The FBIV and the TCEV technologies are well-suited for integration on the cylinder cover of the engine. Similar to the G95, the control of the valves for fuel injection is separated from the control of the exhaust valve, however, now by using the well-known electronic fuel injection valve (ELFI) and the new proportional exhaust valve actuator (PEVA).
Integration of FBIV and TCEV will lead to a considerable weight reduction, because the baseplate, HCU, pressure booster, high-pressure fuel oil pipes and exhaust actuator can be eliminated. For a G95, the weight reduction going from the traditional HCU setup to the TCEV/FBIV concept is about 2 tonnes per cylinder equating to around 28 tonnes on a large container ship. More details of the new arrangement can be found in the ShipInsight Knowledge Base.
Win GD as the second place designer and builder in this sector has an equally extensive range of bore sizes and both mechanical RTA engines and electronic RT Flex versions of most sizes. The electronically-controlled common-rail systems for fuel injection and valve actuation at the heart of the camshaftless RT-flex series, which made its seagoing debut in September 2001, have been shown to deliver an array of benefits deriving from operating flexibility, whereby engine settings can be far more closely matched than before to actual operating requirements.

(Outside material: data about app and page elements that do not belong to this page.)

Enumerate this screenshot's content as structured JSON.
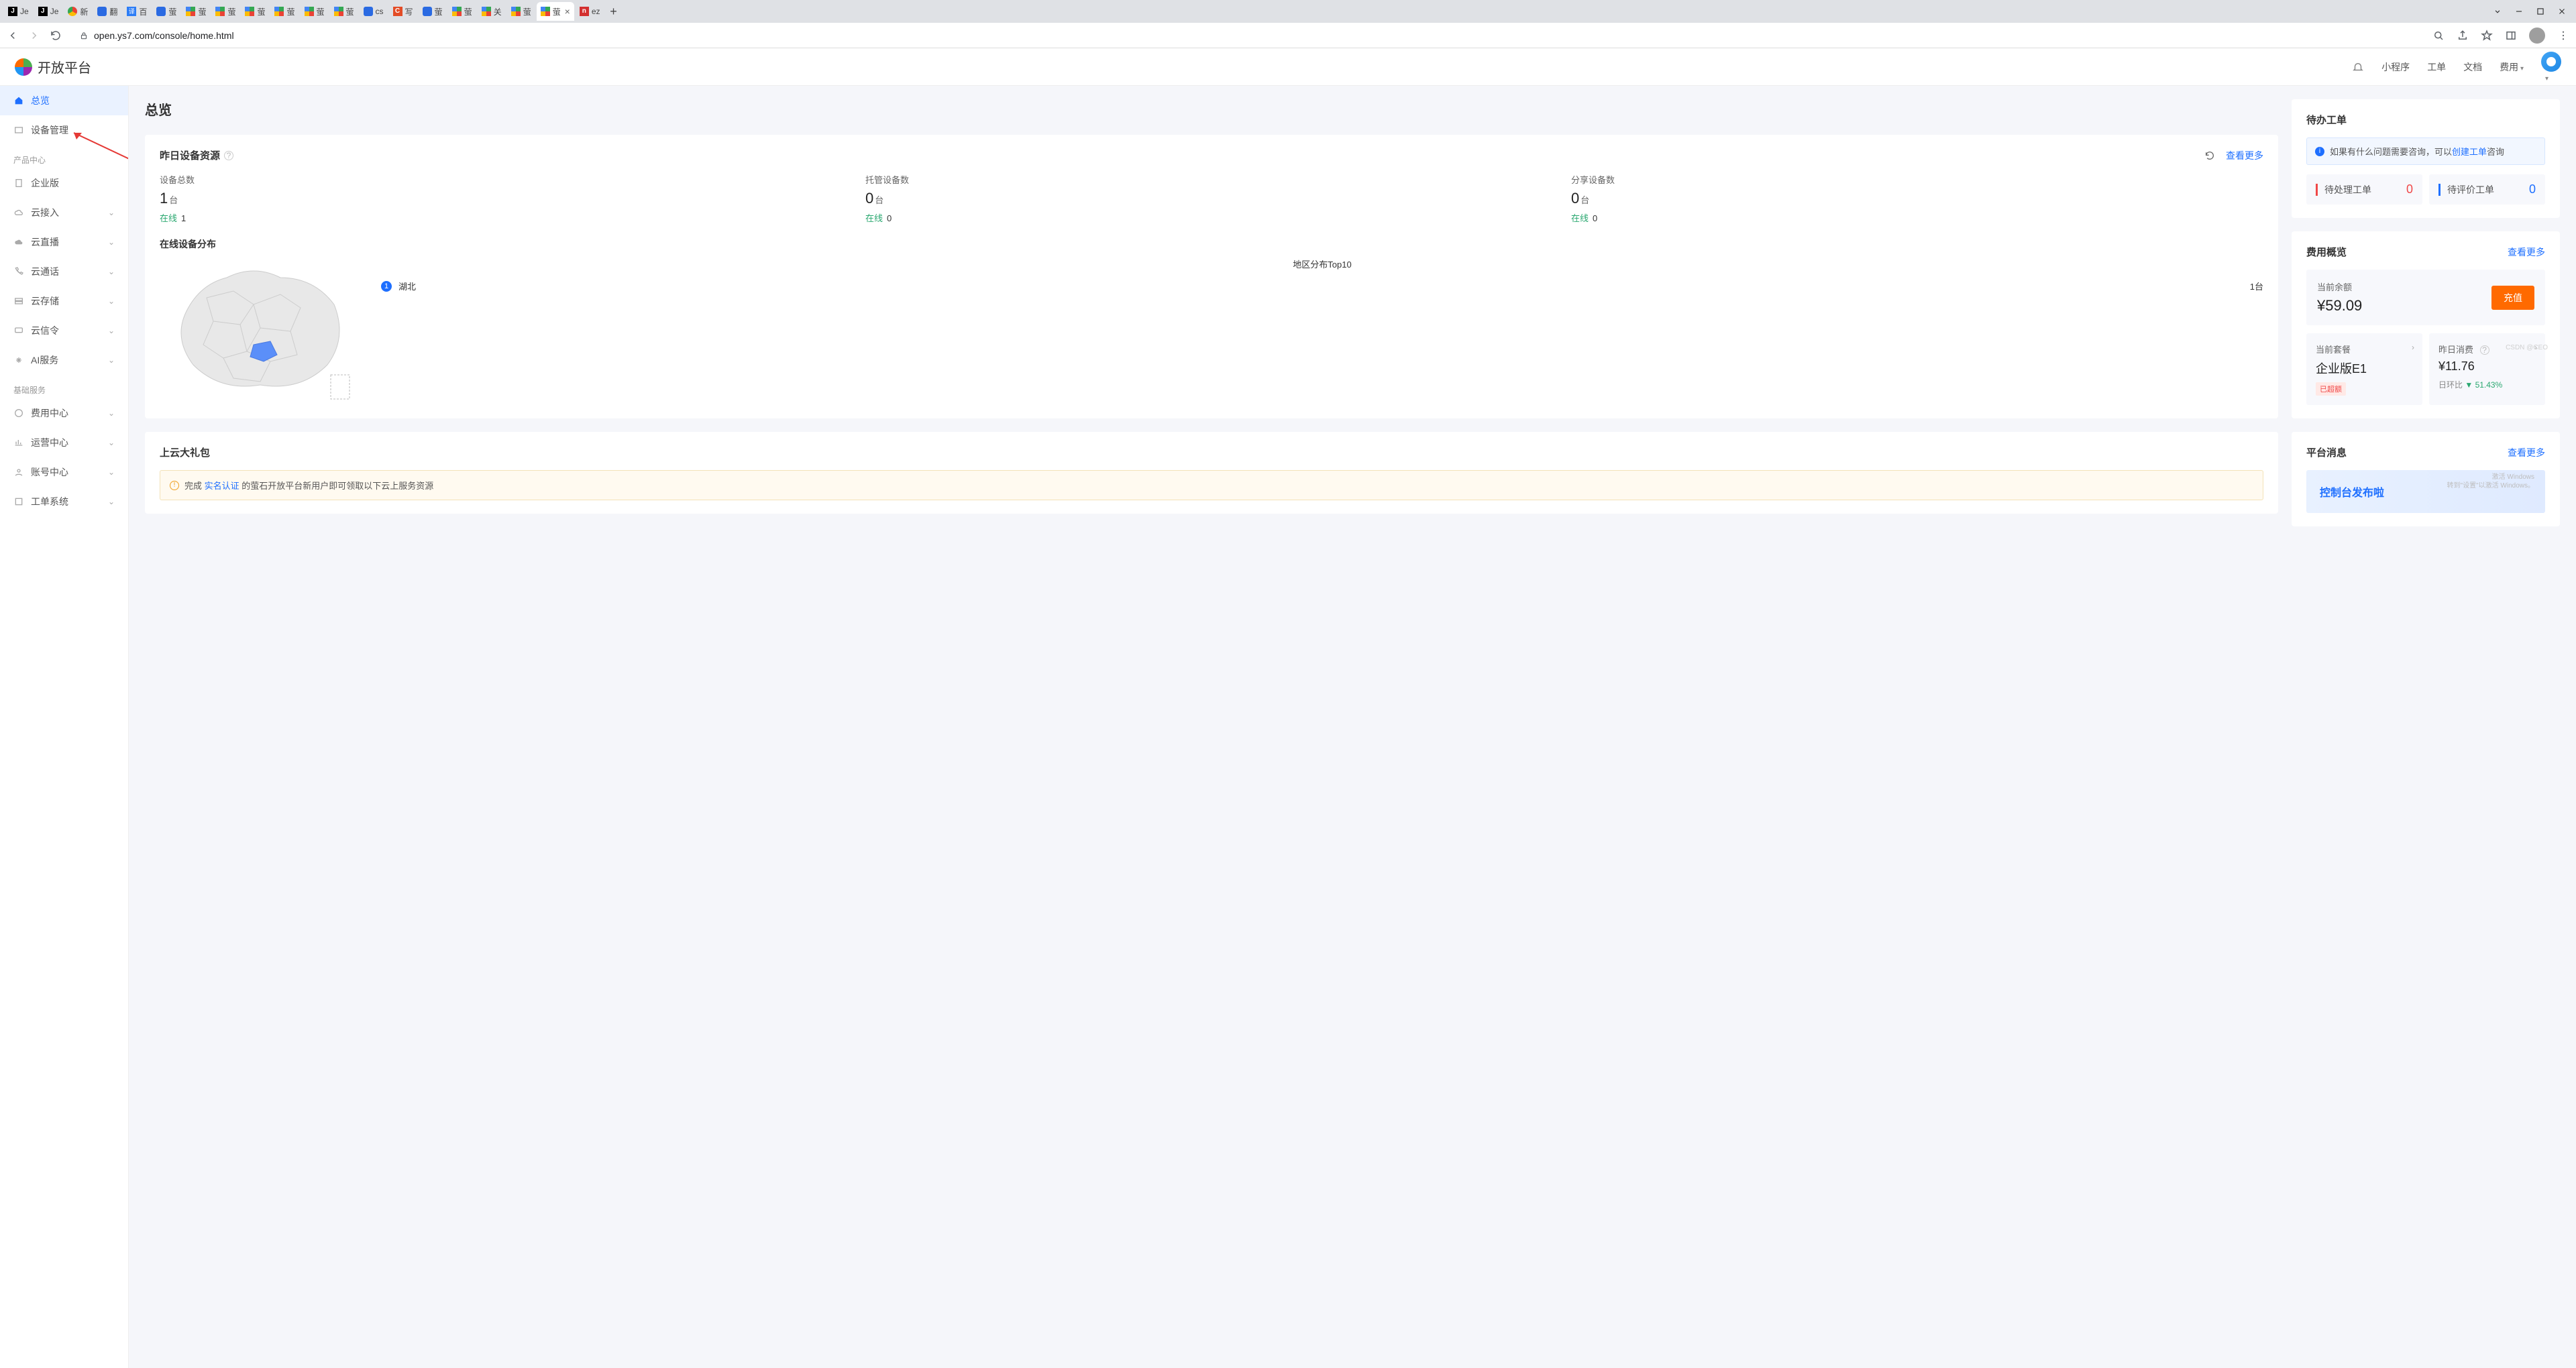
{
  "browser": {
    "tabs": [
      {
        "label": "Je"
      },
      {
        "label": "Je"
      },
      {
        "label": "新"
      },
      {
        "label": "翻"
      },
      {
        "label": "百"
      },
      {
        "label": "萤"
      },
      {
        "label": "萤"
      },
      {
        "label": "萤"
      },
      {
        "label": "萤"
      },
      {
        "label": "萤"
      },
      {
        "label": "萤"
      },
      {
        "label": "萤"
      },
      {
        "label": "cs"
      },
      {
        "label": "写"
      },
      {
        "label": "萤"
      },
      {
        "label": "萤"
      },
      {
        "label": "关"
      },
      {
        "label": "萤"
      },
      {
        "label": "萤"
      },
      {
        "label": "ez"
      }
    ],
    "url": "open.ys7.com/console/home.html"
  },
  "header": {
    "logo": "开放平台",
    "links": {
      "mini": "小程序",
      "ticket": "工单",
      "docs": "文档",
      "fees": "费用"
    }
  },
  "sidebar": {
    "overview": "总览",
    "devices": "设备管理",
    "group_product": "产品中心",
    "enterprise": "企业版",
    "cloud_access": "云接入",
    "cloud_live": "云直播",
    "cloud_call": "云通话",
    "cloud_storage": "云存储",
    "cloud_msg": "云信令",
    "ai": "AI服务",
    "group_base": "基础服务",
    "fee_center": "费用中心",
    "ops_center": "运营中心",
    "account": "账号中心",
    "ticket_sys": "工单系统"
  },
  "page": {
    "title": "总览"
  },
  "resource": {
    "title": "昨日设备资源",
    "more": "查看更多",
    "total": {
      "label": "设备总数",
      "value": "1",
      "unit": "台",
      "online_label": "在线",
      "online_count": "1"
    },
    "managed": {
      "label": "托管设备数",
      "value": "0",
      "unit": "台",
      "online_label": "在线",
      "online_count": "0"
    },
    "shared": {
      "label": "分享设备数",
      "value": "0",
      "unit": "台",
      "online_label": "在线",
      "online_count": "0"
    },
    "map_title": "在线设备分布",
    "top_title": "地区分布Top10",
    "regions": [
      {
        "rank": "1",
        "name": "湖北",
        "count": "1台"
      }
    ]
  },
  "gift": {
    "title": "上云大礼包",
    "banner_pre": "完成 ",
    "banner_link": "实名认证",
    "banner_post": " 的萤石开放平台新用户即可领取以下云上服务资源"
  },
  "todo": {
    "title": "待办工单",
    "banner_pre": "如果有什么问题需要咨询，可以",
    "banner_link": "创建工单",
    "banner_post": "咨询",
    "pending": {
      "label": "待处理工单",
      "count": "0"
    },
    "review": {
      "label": "待评价工单",
      "count": "0"
    }
  },
  "cost": {
    "title": "费用概览",
    "more": "查看更多",
    "balance_label": "当前余额",
    "balance": "¥59.09",
    "recharge": "充值",
    "plan_label": "当前套餐",
    "plan": "企业版E1",
    "over_tag": "已超额",
    "yesterday_label": "昨日消费",
    "yesterday": "¥11.76",
    "delta_label": "日环比",
    "delta": "51.43%"
  },
  "platform": {
    "title": "平台消息",
    "more": "查看更多",
    "msg_title": "控制台发布啦"
  },
  "watermark": {
    "activate": "激活 Windows",
    "activate_sub": "转到\"设置\"以激活 Windows。",
    "csdn": "CSDN @CEO"
  }
}
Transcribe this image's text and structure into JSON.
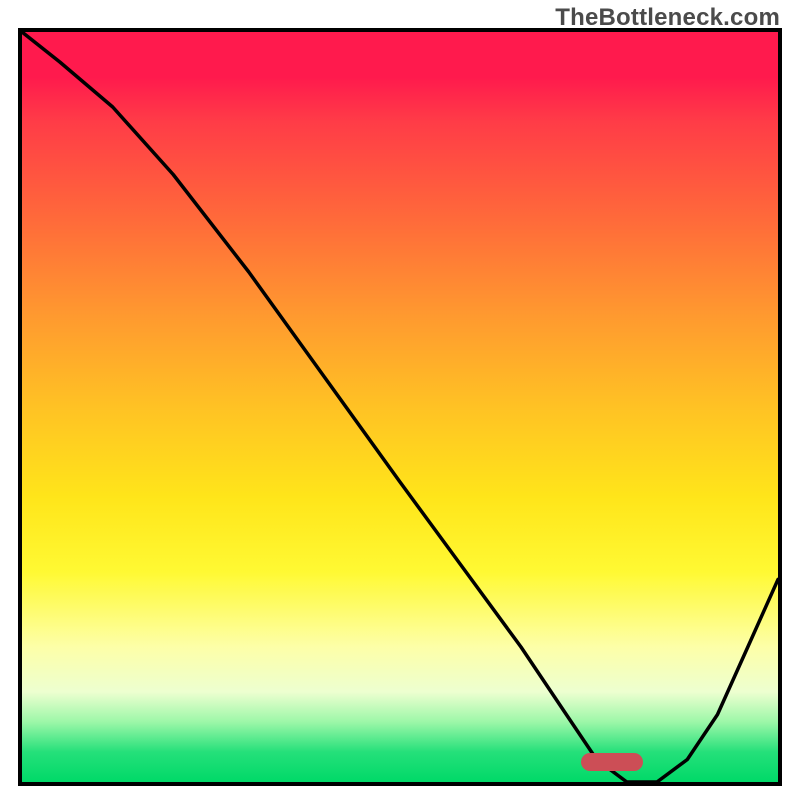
{
  "watermark": "TheBottleneck.com",
  "marker": {
    "x_pct": 78,
    "y_pct": 97.3
  },
  "chart_data": {
    "type": "line",
    "title": "",
    "xlabel": "",
    "ylabel": "",
    "xlim": [
      0,
      100
    ],
    "ylim": [
      0,
      100
    ],
    "x": [
      0,
      5,
      12,
      20,
      30,
      40,
      50,
      58,
      66,
      72,
      76,
      80,
      84,
      88,
      92,
      96,
      100
    ],
    "values": [
      100,
      96,
      90,
      81,
      68,
      54,
      40,
      29,
      18,
      9,
      3,
      0,
      0,
      3,
      9,
      18,
      27
    ],
    "annotations": [
      {
        "type": "marker",
        "shape": "rounded-bar",
        "x": 78,
        "y": 0,
        "color": "#cc4e56"
      }
    ],
    "background_gradient_stops": [
      {
        "pct": 0,
        "color": "#ff1a4d"
      },
      {
        "pct": 25,
        "color": "#ff6a3a"
      },
      {
        "pct": 50,
        "color": "#ffc224"
      },
      {
        "pct": 72,
        "color": "#fff933"
      },
      {
        "pct": 88,
        "color": "#edffd0"
      },
      {
        "pct": 100,
        "color": "#00d968"
      }
    ]
  }
}
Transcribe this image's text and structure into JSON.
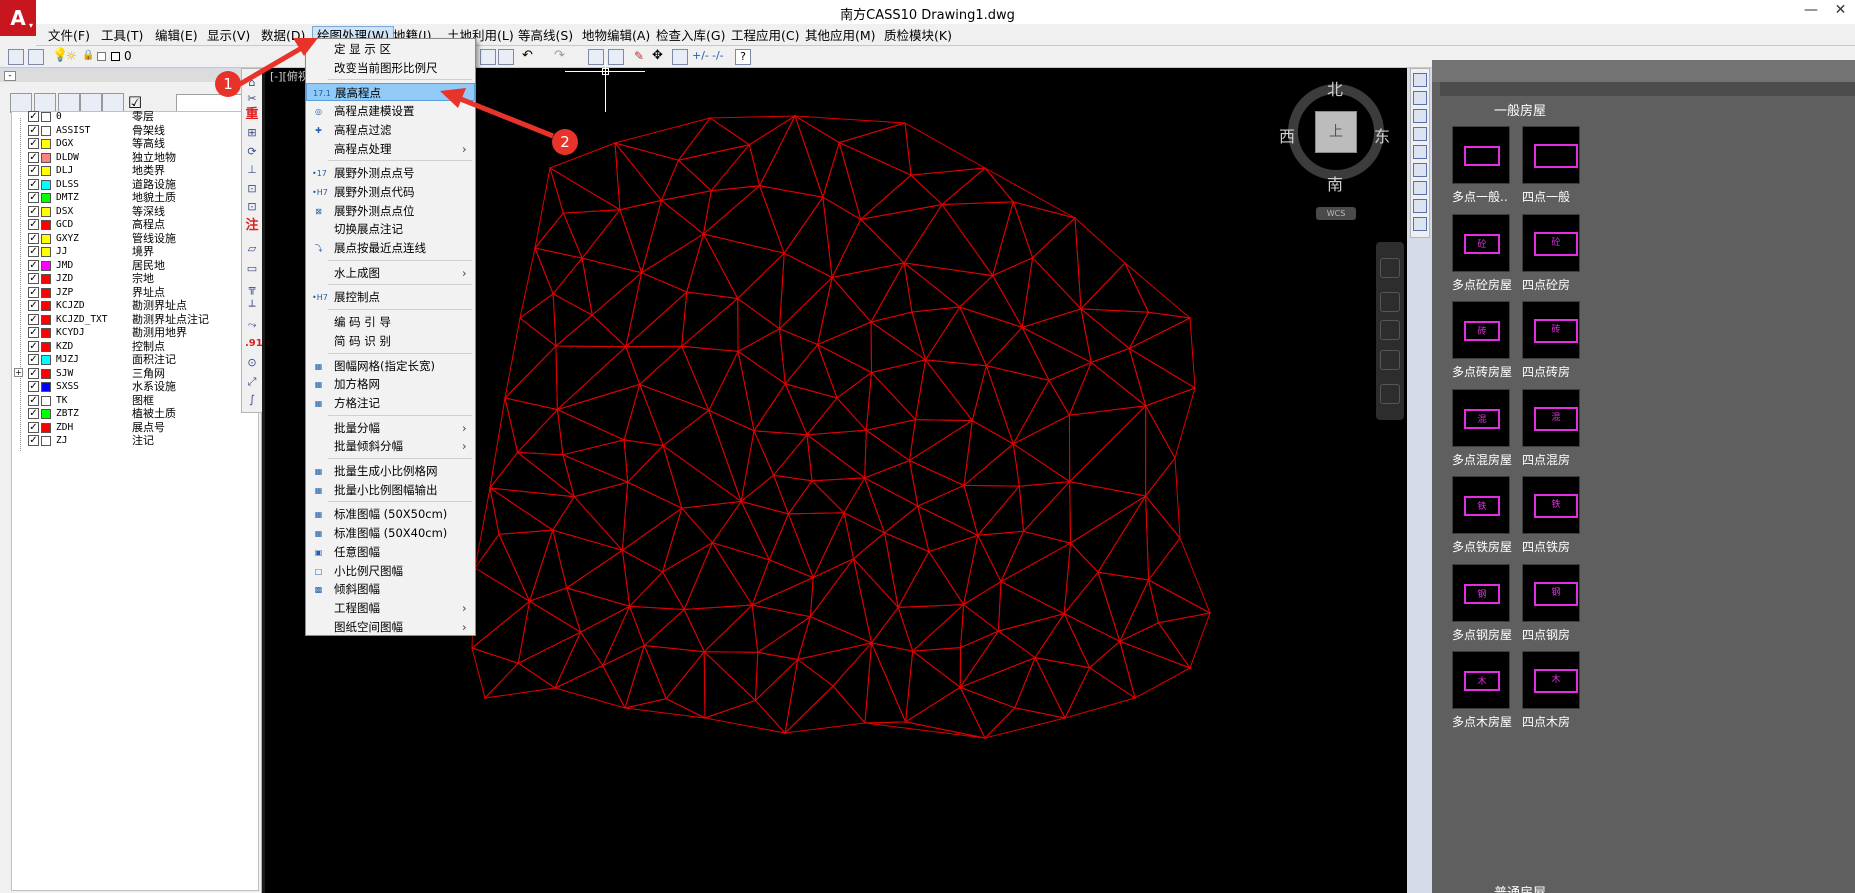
{
  "window": {
    "title": "南方CASS10    Drawing1.dwg",
    "logo_glyph": "A",
    "minimize": "—",
    "close": "✕"
  },
  "menubar": [
    "文件(F)",
    "工具(T)",
    "编辑(E)",
    "显示(V)",
    "数据(D)",
    "绘图处理(W)",
    "地籍(J)",
    "土地利用(L)",
    "等高线(S)",
    "地物编辑(A)",
    "检查入库(G)",
    "工程应用(C)",
    "其他应用(M)",
    "质检模块(K)"
  ],
  "toolbar": {
    "current_layer": "0"
  },
  "viewport_label": "[-][俯视",
  "layers": [
    {
      "code": "0",
      "name": "零层",
      "color": "#ffffff"
    },
    {
      "code": "ASSIST",
      "name": "骨架线",
      "color": "#ffffff"
    },
    {
      "code": "DGX",
      "name": "等高线",
      "color": "#ffff00"
    },
    {
      "code": "DLDW",
      "name": "独立地物",
      "color": "#ff8080"
    },
    {
      "code": "DLJ",
      "name": "地类界",
      "color": "#ffff00"
    },
    {
      "code": "DLSS",
      "name": "道路设施",
      "color": "#00ffff"
    },
    {
      "code": "DMTZ",
      "name": "地貌土质",
      "color": "#00ff00"
    },
    {
      "code": "DSX",
      "name": "等深线",
      "color": "#ffff00"
    },
    {
      "code": "GCD",
      "name": "高程点",
      "color": "#ff0000"
    },
    {
      "code": "GXYZ",
      "name": "管线设施",
      "color": "#ffff00"
    },
    {
      "code": "JJ",
      "name": "境界",
      "color": "#ffff00"
    },
    {
      "code": "JMD",
      "name": "居民地",
      "color": "#ff00ff"
    },
    {
      "code": "JZD",
      "name": "宗地",
      "color": "#ff0000"
    },
    {
      "code": "JZP",
      "name": "界址点",
      "color": "#ff0000"
    },
    {
      "code": "KCJZD",
      "name": "勘测界址点",
      "color": "#ff0000"
    },
    {
      "code": "KCJZD_TXT",
      "name": "勘测界址点注记",
      "color": "#ff0000"
    },
    {
      "code": "KCYDJ",
      "name": "勘测用地界",
      "color": "#ff0000"
    },
    {
      "code": "KZD",
      "name": "控制点",
      "color": "#ff0000"
    },
    {
      "code": "MJZJ",
      "name": "面积注记",
      "color": "#00ffff"
    },
    {
      "code": "SJW",
      "name": "三角网",
      "color": "#ff0000"
    },
    {
      "code": "SXSS",
      "name": "水系设施",
      "color": "#0000ff"
    },
    {
      "code": "TK",
      "name": "图框",
      "color": "#ffffff"
    },
    {
      "code": "ZBTZ",
      "name": "植被土质",
      "color": "#00ff00"
    },
    {
      "code": "ZDH",
      "name": "展点号",
      "color": "#ff0000"
    },
    {
      "code": "ZJ",
      "name": "注记",
      "color": "#ffffff"
    }
  ],
  "vstrip_labels": {
    "heavy": "重",
    "note": "注",
    "num": ".91"
  },
  "dropdown": [
    {
      "label": "定 显 示 区",
      "icon": "",
      "sub": false,
      "sep_before": false
    },
    {
      "label": "改变当前图形比例尺",
      "icon": "",
      "sub": false,
      "sep_before": false
    },
    {
      "label": "展高程点",
      "icon": "17.1",
      "sub": false,
      "sep_before": true,
      "highlighted": true
    },
    {
      "label": "高程点建模设置",
      "icon": "◎",
      "sub": false,
      "sep_before": false
    },
    {
      "label": "高程点过滤",
      "icon": "✚",
      "sub": false,
      "sep_before": false
    },
    {
      "label": "高程点处理",
      "icon": "",
      "sub": true,
      "sep_before": false
    },
    {
      "label": "展野外测点点号",
      "icon": "•17",
      "sub": false,
      "sep_before": true
    },
    {
      "label": "展野外测点代码",
      "icon": "•H7",
      "sub": false,
      "sep_before": false
    },
    {
      "label": "展野外测点点位",
      "icon": "⊠",
      "sub": false,
      "sep_before": false
    },
    {
      "label": "切换展点注记",
      "icon": "",
      "sub": false,
      "sep_before": false
    },
    {
      "label": "展点按最近点连线",
      "icon": "⤵",
      "sub": false,
      "sep_before": false
    },
    {
      "label": "水上成图",
      "icon": "",
      "sub": true,
      "sep_before": true
    },
    {
      "label": "展控制点",
      "icon": "•H7",
      "sub": false,
      "sep_before": true
    },
    {
      "label": "编 码 引 导",
      "icon": "",
      "sub": false,
      "sep_before": true
    },
    {
      "label": "简 码 识 别",
      "icon": "",
      "sub": false,
      "sep_before": false
    },
    {
      "label": "图幅网格(指定长宽)",
      "icon": "▦",
      "sub": false,
      "sep_before": true
    },
    {
      "label": "加方格网",
      "icon": "▦",
      "sub": false,
      "sep_before": false
    },
    {
      "label": "方格注记",
      "icon": "▦",
      "sub": false,
      "sep_before": false
    },
    {
      "label": "批量分幅",
      "icon": "",
      "sub": true,
      "sep_before": true
    },
    {
      "label": "批量倾斜分幅",
      "icon": "",
      "sub": true,
      "sep_before": false
    },
    {
      "label": "批量生成小比例格网",
      "icon": "▦",
      "sub": false,
      "sep_before": true
    },
    {
      "label": "批量小比例图幅输出",
      "icon": "▦",
      "sub": false,
      "sep_before": false
    },
    {
      "label": "标准图幅 (50X50cm)",
      "icon": "▦",
      "sub": false,
      "sep_before": true
    },
    {
      "label": "标准图幅 (50X40cm)",
      "icon": "▦",
      "sub": false,
      "sep_before": false
    },
    {
      "label": "任意图幅",
      "icon": "▣",
      "sub": false,
      "sep_before": false
    },
    {
      "label": "小比例尺图幅",
      "icon": "□",
      "sub": false,
      "sep_before": false
    },
    {
      "label": "倾斜图幅",
      "icon": "▩",
      "sub": false,
      "sep_before": false
    },
    {
      "label": "工程图幅",
      "icon": "",
      "sub": true,
      "sep_before": false
    },
    {
      "label": "图纸空间图幅",
      "icon": "",
      "sub": true,
      "sep_before": false
    }
  ],
  "viewcube": {
    "north": "北",
    "south": "南",
    "east": "东",
    "west": "西",
    "face": "上",
    "wcs": "WCS"
  },
  "palette": {
    "title": "一般房屋",
    "footer": "普通房屋",
    "items": [
      {
        "label": "多点一般..",
        "tag": ""
      },
      {
        "label": "四点一般",
        "tag": ""
      },
      {
        "label": "多点砼房屋",
        "tag": "砼"
      },
      {
        "label": "四点砼房",
        "tag": "砼"
      },
      {
        "label": "多点砖房屋",
        "tag": "砖"
      },
      {
        "label": "四点砖房",
        "tag": "砖"
      },
      {
        "label": "多点混房屋",
        "tag": "混"
      },
      {
        "label": "四点混房",
        "tag": "混"
      },
      {
        "label": "多点铁房屋",
        "tag": "铁"
      },
      {
        "label": "四点铁房",
        "tag": "铁"
      },
      {
        "label": "多点钢房屋",
        "tag": "钢"
      },
      {
        "label": "四点钢房",
        "tag": "钢"
      },
      {
        "label": "多点木房屋",
        "tag": "木"
      },
      {
        "label": "四点木房",
        "tag": "木"
      }
    ]
  },
  "annotations": {
    "step1": "1",
    "step2": "2"
  },
  "colors": {
    "tin_line": "#e00000",
    "annotation": "#e8332a",
    "highlight": "#91c9f7"
  }
}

In 2011 Wärtsilä launched its new low-speed X-generation engine series employing the common-rail RT-flex technology, and incorporating additional features designed to meet the emerging needs imposed by EEDI. The X series engines feature an extra-long stroke that gives improved fuel economy and operational flexibility. The first two engines in the series were originally introduced as the Wärtsilä RT-flex35 and RT-flex40 but it was decided to change the names. Since then the range has been expanded to include 620mm, 720mm, 820mm and 920mm bore versions. The current range reflects the Wärtsilä heritage but the company has plans to introduce innovations and designs of its own in the future.
Win GD also includes dual-fuel two-strokes in its portfolio and as well as providing fully operational DF versions All Generation X engines can be converted to use LNG as fuel. To meet the potential demand for conversions WinGD has introduced the DF-ready version as an option. The DF-ready engines can be easily converted to dual-fuel, as no major structural components need to be modified. All parts, which are to be replaced at a later conversion, are either typical wear parts or specific X-DF components and systems.
The only other two-stroke engines manufactured in any numbers for the marine sector are the UE engines of Mitsubishi Heavy Industries in Japan. The company has a fairly extensive range with bores ranging from 330mm to 800mm. In 2012, Mitsubishi announced the beginning of a programme aimed at developing a dual-fuel version of the UE engines and in 2015 suggested that an initial order was under discussion for an engine designated the UEC-LSGi but nothing more has been confirmed. As with the two market leaders, Mitsubishi has evolved its range to include super long-stroke engines identifiable by the UE-LSH designation. The first of these was produced in 2015.